‘Misdeeds’ opens with an upbeat, energetic feel; the rhythm propelled by a driving sub bass groove… this is dubstep at it’s most optimistic. ‘Jenova’ is killer technoid garage that maintains the same urgency, with a brightness, buoyancy and warmth that defies any stereotype of “deep” and pensive, preferring to move bodies on the floor. Hot City has been gaining quite a reputation on the London underground having recently completed mixes for Mary Anne Hobbs as well as the ever reliable FACT magazine series. He is also a resident at London’s Wifey club night as well as the How’s My Raving events at Cargo. Simply put, Hot City produces relentless, unselfconscious dance-floor bangers that neatly triangulate hardcore, UK garage and jacking Todd Edward’s style New York House. With tight production and precision edits propelling his sound forward, Hot City seems to have successfully captured the ethos of the UK rave continuum and packaged it up into a driving 21st century sound that’s found favour from DJs as diverse as Drop The Lime and Hudson Mohawke.
‘Setting Me Free’ starts with what could be a very early Prodigy string pad before launching into solid house groove reminiscent of Inner City. The track continues to build and surprise with clever edits, sampled vocal phonemes and euphoric breaks. ‘No More’ sees Hot City delve into 3am warehouse party territory, built around a stabbing bass note before opening into a piano chord that interplays with a doubling of the bass riff and the signature edits and breaks. It’s unashamed hands-in-the-air material, recalling a time when the dance was less self consciously genre bound, and making that time now.

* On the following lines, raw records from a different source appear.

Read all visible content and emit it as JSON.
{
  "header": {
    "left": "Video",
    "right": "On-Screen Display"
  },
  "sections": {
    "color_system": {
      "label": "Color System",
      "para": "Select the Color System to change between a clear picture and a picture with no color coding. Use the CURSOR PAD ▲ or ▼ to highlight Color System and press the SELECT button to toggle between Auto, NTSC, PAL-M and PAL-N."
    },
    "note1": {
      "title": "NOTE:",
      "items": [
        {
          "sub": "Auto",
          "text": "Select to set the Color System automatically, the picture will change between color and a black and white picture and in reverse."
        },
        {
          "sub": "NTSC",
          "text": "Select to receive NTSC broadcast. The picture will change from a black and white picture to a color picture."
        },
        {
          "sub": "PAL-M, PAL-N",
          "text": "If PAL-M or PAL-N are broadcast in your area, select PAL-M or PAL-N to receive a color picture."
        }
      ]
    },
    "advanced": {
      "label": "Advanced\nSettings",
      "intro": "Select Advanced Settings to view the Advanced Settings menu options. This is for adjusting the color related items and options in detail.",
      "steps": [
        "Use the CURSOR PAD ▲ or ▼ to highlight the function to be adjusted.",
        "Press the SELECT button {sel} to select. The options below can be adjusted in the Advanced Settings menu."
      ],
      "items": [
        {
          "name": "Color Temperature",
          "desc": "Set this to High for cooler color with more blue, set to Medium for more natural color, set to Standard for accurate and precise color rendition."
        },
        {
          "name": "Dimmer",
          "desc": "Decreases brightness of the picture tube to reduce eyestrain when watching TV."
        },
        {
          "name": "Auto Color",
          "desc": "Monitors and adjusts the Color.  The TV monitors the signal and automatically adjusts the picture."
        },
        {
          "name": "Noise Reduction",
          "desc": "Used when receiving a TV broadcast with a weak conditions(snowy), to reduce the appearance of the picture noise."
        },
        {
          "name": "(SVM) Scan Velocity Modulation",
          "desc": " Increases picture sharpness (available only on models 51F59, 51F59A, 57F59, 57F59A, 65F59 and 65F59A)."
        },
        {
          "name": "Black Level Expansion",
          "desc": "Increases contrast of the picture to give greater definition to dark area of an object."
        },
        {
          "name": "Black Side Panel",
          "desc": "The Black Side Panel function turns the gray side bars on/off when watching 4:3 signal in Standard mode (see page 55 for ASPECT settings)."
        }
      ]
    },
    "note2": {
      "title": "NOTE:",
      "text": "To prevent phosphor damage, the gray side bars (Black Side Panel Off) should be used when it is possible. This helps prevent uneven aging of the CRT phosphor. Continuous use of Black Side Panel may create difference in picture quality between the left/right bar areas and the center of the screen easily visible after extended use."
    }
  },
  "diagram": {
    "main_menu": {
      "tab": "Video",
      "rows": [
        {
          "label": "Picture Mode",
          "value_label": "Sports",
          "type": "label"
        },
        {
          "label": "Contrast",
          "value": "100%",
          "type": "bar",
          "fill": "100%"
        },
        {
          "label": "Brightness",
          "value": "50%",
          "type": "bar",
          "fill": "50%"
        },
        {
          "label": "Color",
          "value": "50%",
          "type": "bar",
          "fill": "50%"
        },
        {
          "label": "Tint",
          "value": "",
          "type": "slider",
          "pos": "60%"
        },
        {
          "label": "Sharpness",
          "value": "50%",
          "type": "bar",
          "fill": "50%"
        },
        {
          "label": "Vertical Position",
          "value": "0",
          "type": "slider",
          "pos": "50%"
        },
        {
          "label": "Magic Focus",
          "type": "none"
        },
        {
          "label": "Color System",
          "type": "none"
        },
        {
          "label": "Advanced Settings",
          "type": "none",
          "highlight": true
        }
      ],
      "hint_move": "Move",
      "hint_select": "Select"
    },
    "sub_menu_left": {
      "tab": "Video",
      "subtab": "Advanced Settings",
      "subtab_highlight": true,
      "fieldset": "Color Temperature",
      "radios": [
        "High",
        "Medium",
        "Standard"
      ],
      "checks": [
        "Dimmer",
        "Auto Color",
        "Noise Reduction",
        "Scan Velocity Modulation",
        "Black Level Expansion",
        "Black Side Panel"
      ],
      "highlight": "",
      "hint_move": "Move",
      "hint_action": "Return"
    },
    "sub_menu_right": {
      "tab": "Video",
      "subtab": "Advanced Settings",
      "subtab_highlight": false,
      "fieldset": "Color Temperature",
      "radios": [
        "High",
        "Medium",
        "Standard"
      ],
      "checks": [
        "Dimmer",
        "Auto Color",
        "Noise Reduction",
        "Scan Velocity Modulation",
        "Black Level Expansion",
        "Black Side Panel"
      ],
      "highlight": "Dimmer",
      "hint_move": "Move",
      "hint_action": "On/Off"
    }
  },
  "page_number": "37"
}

Or check out a scan of the magazine.
“Spatial’s Infrasonics imprint expands its remit with a new release featuring the debut productions from Ike Release and two gems from underground stepper Hot City. While the label has become known for Spatial’s pristine 2-step refluxes, this instalment moves from the darker edges of the floor into the dancing zone with Ike Release’s two breakstep meets dubtech styles, carving out hard-skipping rhythms and low-rubbing garage bass under bright and airy dubchord sequences sounding like the best of London’s current rave styles transplanted to somewhere in Berlin. Hot City makes sure it comes crashing back to London on his pair of winners though, starting with the EBM kicks of ‘Setting Me Free’ fashioned into something far funkier and late-90’s urban-garage-bleep styled. Check his killer Fact mix for all the reference points that never really reached the North back then! His ‘No More’ cut follows with a very tasty rave-house anthem in the making. Massive twelve.”
“The first 12-inch release on Infrasonics is a milestone. The first single of its diameter (both of its predecessors have been 10-inches), it also harbours the first material not produced by Infra boss Spatial to be released on the label. Bringing back the concept of a split single, Spatial’s enlisted two of future garage’s brightest hopes in Ike Release and Hot City for the honour. Chicago-raised Ike Release shares more than a passing aural resemblence to the previous output on the label, with airy pads delayed for eons supported by a rough and punchy 2-step beat and super high-pitched vocal snippets that scream at the perfect moment. “Jenova” pips the post of Ike’s work on here with its constant Detroit pulses and clean sine wave bass clawing for a little more attention than the rough thunder of his drum work on “Misdeeds.” London’s own Hot City – who came to light after a sterling effort on the Highpoint Lowlife label – is a bass producer with a subtle difference. His passion for rave music is undeniable with waify intro melodies skipping through primitive percussion and on into the leading piano workout on “Setting Me Free,” but he doesn’t sound as excessively throwback as, say, Zomby or Shitmat. The melding of rough bass, the simplicity of his skipping drum samples and the general tinny cleanliness of his piano samples on “No More” proves this, and offer a glimpse of a wholly original producer fighting to break through the hordes of producers painting dubstep-not-dubstep by numbers."